▶ [LISTED RECORDS]:
------

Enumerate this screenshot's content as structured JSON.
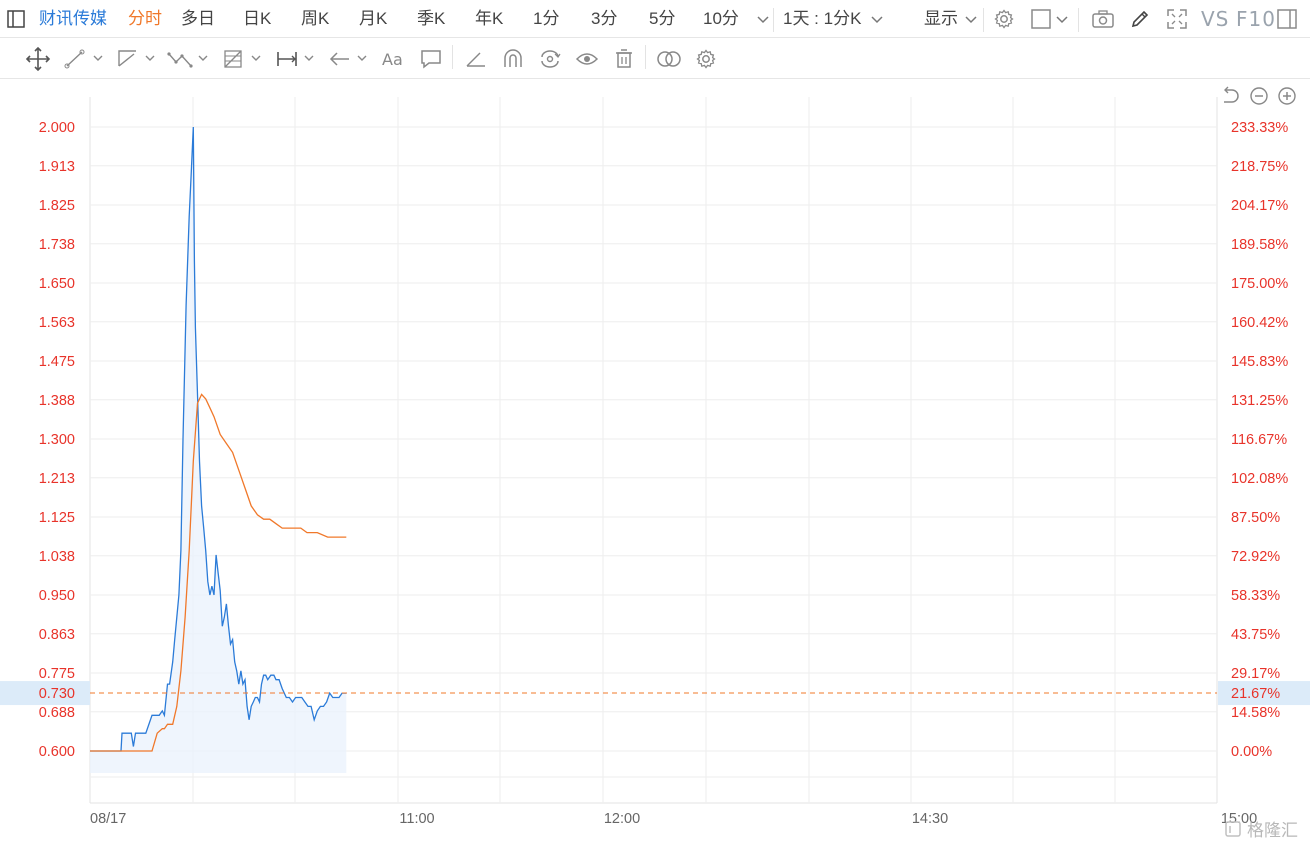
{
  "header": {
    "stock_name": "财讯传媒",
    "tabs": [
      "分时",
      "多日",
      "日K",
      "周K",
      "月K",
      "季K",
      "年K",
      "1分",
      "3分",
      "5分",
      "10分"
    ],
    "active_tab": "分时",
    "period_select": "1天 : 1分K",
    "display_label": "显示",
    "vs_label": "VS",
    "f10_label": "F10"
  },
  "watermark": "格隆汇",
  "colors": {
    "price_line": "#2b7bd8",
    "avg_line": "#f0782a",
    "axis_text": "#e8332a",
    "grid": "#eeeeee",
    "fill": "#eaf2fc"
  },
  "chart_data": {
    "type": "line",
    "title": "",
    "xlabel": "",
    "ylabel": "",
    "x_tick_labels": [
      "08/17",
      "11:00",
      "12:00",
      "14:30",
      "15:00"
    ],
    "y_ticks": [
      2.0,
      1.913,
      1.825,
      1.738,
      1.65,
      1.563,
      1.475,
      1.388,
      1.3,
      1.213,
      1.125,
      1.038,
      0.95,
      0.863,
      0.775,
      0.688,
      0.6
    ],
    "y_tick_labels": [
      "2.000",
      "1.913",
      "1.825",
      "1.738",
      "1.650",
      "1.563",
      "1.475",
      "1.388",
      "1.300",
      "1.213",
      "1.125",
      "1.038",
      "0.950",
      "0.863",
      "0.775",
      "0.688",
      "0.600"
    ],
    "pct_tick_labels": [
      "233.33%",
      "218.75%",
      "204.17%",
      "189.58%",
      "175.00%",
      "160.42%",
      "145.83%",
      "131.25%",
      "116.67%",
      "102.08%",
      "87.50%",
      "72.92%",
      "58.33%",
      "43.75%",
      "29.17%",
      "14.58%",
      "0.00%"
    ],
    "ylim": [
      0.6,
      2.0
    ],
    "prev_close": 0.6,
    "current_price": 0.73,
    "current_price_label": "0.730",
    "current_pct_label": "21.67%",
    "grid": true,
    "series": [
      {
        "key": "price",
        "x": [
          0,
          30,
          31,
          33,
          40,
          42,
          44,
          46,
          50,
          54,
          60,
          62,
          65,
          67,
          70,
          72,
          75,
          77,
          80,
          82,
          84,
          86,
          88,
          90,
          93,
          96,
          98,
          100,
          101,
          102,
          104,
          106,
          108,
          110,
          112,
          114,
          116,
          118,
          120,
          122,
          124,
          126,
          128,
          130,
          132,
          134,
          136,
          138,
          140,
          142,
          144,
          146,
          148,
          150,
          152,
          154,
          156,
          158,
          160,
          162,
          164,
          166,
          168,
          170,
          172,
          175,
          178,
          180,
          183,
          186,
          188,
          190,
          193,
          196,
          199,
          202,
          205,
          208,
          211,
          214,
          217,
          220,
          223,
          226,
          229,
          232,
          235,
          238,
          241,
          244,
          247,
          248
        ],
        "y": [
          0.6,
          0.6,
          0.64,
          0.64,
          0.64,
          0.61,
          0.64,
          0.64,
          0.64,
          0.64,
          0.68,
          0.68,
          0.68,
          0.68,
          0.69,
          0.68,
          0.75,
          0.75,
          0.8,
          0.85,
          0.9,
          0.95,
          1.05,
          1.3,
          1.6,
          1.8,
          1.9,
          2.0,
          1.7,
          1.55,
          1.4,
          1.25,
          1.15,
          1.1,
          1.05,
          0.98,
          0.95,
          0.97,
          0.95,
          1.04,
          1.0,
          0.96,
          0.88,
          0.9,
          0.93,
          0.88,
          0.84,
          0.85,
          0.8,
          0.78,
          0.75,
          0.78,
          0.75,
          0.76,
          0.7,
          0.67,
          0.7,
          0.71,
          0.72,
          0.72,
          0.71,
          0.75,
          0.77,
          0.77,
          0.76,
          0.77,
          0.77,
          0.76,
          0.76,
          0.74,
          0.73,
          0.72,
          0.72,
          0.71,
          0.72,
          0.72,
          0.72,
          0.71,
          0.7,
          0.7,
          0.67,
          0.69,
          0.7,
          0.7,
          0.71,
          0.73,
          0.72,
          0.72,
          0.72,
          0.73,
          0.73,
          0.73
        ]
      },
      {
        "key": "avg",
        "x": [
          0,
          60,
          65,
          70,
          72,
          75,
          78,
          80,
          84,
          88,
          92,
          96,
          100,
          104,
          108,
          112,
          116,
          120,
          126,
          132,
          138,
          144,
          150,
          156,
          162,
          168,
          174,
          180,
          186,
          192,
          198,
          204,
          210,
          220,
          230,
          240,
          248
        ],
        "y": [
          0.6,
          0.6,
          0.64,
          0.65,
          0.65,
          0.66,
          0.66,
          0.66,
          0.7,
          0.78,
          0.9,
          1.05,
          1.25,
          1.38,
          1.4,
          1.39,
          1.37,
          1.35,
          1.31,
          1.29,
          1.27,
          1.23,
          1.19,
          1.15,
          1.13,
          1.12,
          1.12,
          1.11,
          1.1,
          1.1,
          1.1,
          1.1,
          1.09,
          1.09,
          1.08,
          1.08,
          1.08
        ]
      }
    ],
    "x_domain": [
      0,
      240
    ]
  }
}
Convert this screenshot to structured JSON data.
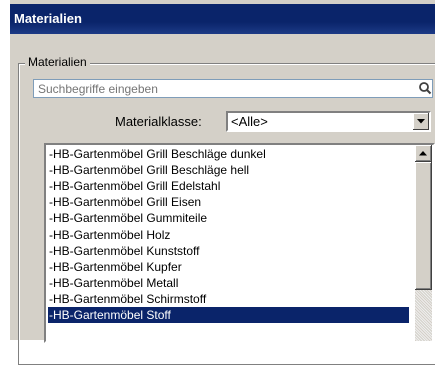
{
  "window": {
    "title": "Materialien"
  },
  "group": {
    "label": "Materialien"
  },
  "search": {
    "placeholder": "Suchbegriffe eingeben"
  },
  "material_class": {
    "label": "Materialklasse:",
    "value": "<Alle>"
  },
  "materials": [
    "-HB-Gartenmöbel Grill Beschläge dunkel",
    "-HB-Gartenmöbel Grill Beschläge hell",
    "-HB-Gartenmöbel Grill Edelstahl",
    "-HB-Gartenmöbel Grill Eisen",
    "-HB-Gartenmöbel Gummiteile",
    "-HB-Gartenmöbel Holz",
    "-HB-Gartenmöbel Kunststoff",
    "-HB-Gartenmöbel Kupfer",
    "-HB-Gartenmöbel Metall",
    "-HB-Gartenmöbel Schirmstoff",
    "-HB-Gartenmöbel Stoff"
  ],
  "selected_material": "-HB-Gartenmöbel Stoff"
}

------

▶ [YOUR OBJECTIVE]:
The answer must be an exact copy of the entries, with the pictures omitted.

▶ [RESULT]:
Enumerate this screenshot's content as structured JSON.
{
  "header": {
    "stock_name": "财讯传媒",
    "tabs": [
      "分时",
      "多日",
      "日K",
      "周K",
      "月K",
      "季K",
      "年K",
      "1分",
      "3分",
      "5分",
      "10分"
    ],
    "active_tab": "分时",
    "period_select": "1天 : 1分K",
    "display_label": "显示",
    "vs_label": "VS",
    "f10_label": "F10"
  },
  "watermark": "格隆汇",
  "colors": {
    "price_line": "#2b7bd8",
    "avg_line": "#f0782a",
    "axis_text": "#e8332a",
    "grid": "#eeeeee",
    "fill": "#eaf2fc"
  },
  "chart_data": {
    "type": "line",
    "title": "",
    "xlabel": "",
    "ylabel": "",
    "x_tick_labels": [
      "08/17",
      "11:00",
      "12:00",
      "14:30",
      "15:00"
    ],
    "y_ticks": [
      2.0,
      1.913,
      1.825,
      1.738,
      1.65,
      1.563,
      1.475,
      1.388,
      1.3,
      1.213,
      1.125,
      1.038,
      0.95,
      0.863,
      0.775,
      0.688,
      0.6
    ],
    "y_tick_labels": [
      "2.000",
      "1.913",
      "1.825",
      "1.738",
      "1.650",
      "1.563",
      "1.475",
      "1.388",
      "1.300",
      "1.213",
      "1.125",
      "1.038",
      "0.950",
      "0.863",
      "0.775",
      "0.688",
      "0.600"
    ],
    "pct_tick_labels": [
      "233.33%",
      "218.75%",
      "204.17%",
      "189.58%",
      "175.00%",
      "160.42%",
      "145.83%",
      "131.25%",
      "116.67%",
      "102.08%",
      "87.50%",
      "72.92%",
      "58.33%",
      "43.75%",
      "29.17%",
      "14.58%",
      "0.00%"
    ],
    "ylim": [
      0.6,
      2.0
    ],
    "prev_close": 0.6,
    "current_price": 0.73,
    "current_price_label": "0.730",
    "current_pct_label": "21.67%",
    "grid": true,
    "series": [
      {
        "key": "price",
        "x": [
          0,
          30,
          31,
          33,
          40,
          42,
          44,
          46,
          50,
          54,
          60,
          62,
          65,
          67,
          70,
          72,
          75,
          77,
          80,
          82,
          84,
          86,
          88,
          90,
          93,
          96,
          98,
          100,
          101,
          102,
          104,
          106,
          108,
          110,
          112,
          114,
          116,
          118,
          120,
          122,
          124,
          126,
          128,
          130,
          132,
          134,
          136,
          138,
          140,
          142,
          144,
          146,
          148,
          150,
          152,
          154,
          156,
          158,
          160,
          162,
          164,
          166,
          168,
          170,
          172,
          175,
          178,
          180,
          183,
          186,
          188,
          190,
          193,
          196,
          199,
          202,
          205,
          208,
          211,
          214,
          217,
          220,
          223,
          226,
          229,
          232,
          235,
          238,
          241,
          244,
          247,
          248
        ],
        "y": [
          0.6,
          0.6,
          0.64,
          0.64,
          0.64,
          0.61,
          0.64,
          0.64,
          0.64,
          0.64,
          0.68,
          0.68,
          0.68,
          0.68,
          0.69,
          0.68,
          0.75,
          0.75,
          0.8,
          0.85,
          0.9,
          0.95,
          1.05,
          1.3,
          1.6,
          1.8,
          1.9,
          2.0,
          1.7,
          1.55,
          1.4,
          1.25,
          1.15,
          1.1,
          1.05,
          0.98,
          0.95,
          0.97,
          0.95,
          1.04,
          1.0,
          0.96,
          0.88,
          0.9,
          0.93,
          0.88,
          0.84,
          0.85,
          0.8,
          0.78,
          0.75,
          0.78,
          0.75,
          0.76,
          0.7,
          0.67,
          0.7,
          0.71,
          0.72,
          0.72,
          0.71,
          0.75,
          0.77,
          0.77,
          0.76,
          0.77,
          0.77,
          0.76,
          0.76,
          0.74,
          0.73,
          0.72,
          0.72,
          0.71,
          0.72,
          0.72,
          0.72,
          0.71,
          0.7,
          0.7,
          0.67,
          0.69,
          0.7,
          0.7,
          0.71,
          0.73,
          0.72,
          0.72,
          0.72,
          0.73,
          0.73,
          0.73
        ]
      },
      {
        "key": "avg",
        "x": [
          0,
          60,
          65,
          70,
          72,
          75,
          78,
          80,
          84,
          88,
          92,
          96,
          100,
          104,
          108,
          112,
          116,
          120,
          126,
          132,
          138,
          144,
          150,
          156,
          162,
          168,
          174,
          180,
          186,
          192,
          198,
          204,
          210,
          220,
          230,
          240,
          248
        ],
        "y": [
          0.6,
          0.6,
          0.64,
          0.65,
          0.65,
          0.66,
          0.66,
          0.66,
          0.7,
          0.78,
          0.9,
          1.05,
          1.25,
          1.38,
          1.4,
          1.39,
          1.37,
          1.35,
          1.31,
          1.29,
          1.27,
          1.23,
          1.19,
          1.15,
          1.13,
          1.12,
          1.12,
          1.11,
          1.1,
          1.1,
          1.1,
          1.1,
          1.09,
          1.09,
          1.08,
          1.08,
          1.08
        ]
      }
    ],
    "x_domain": [
      0,
      240
    ]
  }
}
Convert this screenshot to structured JSON data.
{
  "window": {
    "title": "Materialien"
  },
  "group": {
    "label": "Materialien"
  },
  "search": {
    "placeholder": "Suchbegriffe eingeben"
  },
  "material_class": {
    "label": "Materialklasse:",
    "value": "<Alle>"
  },
  "materials": [
    "-HB-Gartenmöbel Grill Beschläge dunkel",
    "-HB-Gartenmöbel Grill Beschläge hell",
    "-HB-Gartenmöbel Grill Edelstahl",
    "-HB-Gartenmöbel Grill Eisen",
    "-HB-Gartenmöbel Gummiteile",
    "-HB-Gartenmöbel Holz",
    "-HB-Gartenmöbel Kunststoff",
    "-HB-Gartenmöbel Kupfer",
    "-HB-Gartenmöbel Metall",
    "-HB-Gartenmöbel Schirmstoff",
    "-HB-Gartenmöbel Stoff"
  ],
  "selected_material": "-HB-Gartenmöbel Stoff"
}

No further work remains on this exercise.